**Goal of the exercise**.
Work out how many lines in the records below include the string "heading", and reply with that number alone.
*** The data Section Begins ***
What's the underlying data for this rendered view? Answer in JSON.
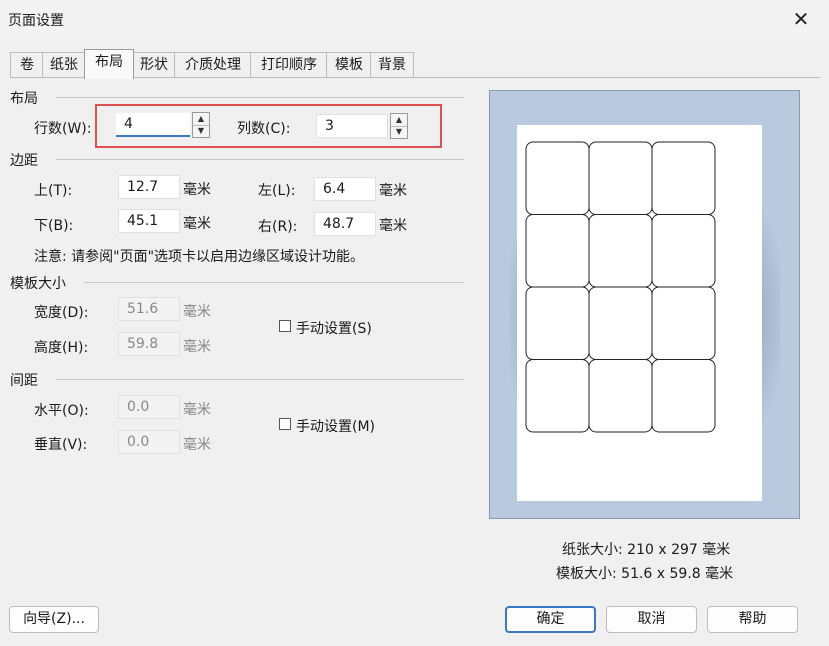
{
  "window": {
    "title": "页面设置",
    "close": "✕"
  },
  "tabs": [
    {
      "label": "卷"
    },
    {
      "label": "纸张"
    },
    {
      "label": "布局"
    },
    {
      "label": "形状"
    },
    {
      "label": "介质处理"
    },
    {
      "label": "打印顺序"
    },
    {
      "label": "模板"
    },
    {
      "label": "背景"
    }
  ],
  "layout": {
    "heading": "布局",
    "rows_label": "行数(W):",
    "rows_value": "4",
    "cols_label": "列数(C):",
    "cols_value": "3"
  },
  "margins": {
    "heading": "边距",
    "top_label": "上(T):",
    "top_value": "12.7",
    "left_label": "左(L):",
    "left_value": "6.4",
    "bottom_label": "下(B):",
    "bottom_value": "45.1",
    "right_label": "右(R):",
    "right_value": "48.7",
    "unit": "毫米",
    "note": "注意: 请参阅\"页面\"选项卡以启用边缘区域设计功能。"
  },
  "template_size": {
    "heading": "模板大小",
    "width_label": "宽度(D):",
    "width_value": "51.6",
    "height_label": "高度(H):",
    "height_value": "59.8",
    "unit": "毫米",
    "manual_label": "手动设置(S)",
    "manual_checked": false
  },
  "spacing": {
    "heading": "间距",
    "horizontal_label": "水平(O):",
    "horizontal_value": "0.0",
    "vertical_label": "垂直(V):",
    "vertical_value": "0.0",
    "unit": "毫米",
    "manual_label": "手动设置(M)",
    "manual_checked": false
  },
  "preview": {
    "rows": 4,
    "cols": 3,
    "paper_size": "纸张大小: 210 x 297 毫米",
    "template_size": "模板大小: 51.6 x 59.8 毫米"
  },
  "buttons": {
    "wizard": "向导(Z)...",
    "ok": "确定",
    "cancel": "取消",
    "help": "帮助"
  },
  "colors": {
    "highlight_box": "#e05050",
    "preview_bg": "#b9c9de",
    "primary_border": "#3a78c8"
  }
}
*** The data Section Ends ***
**Task response**.
4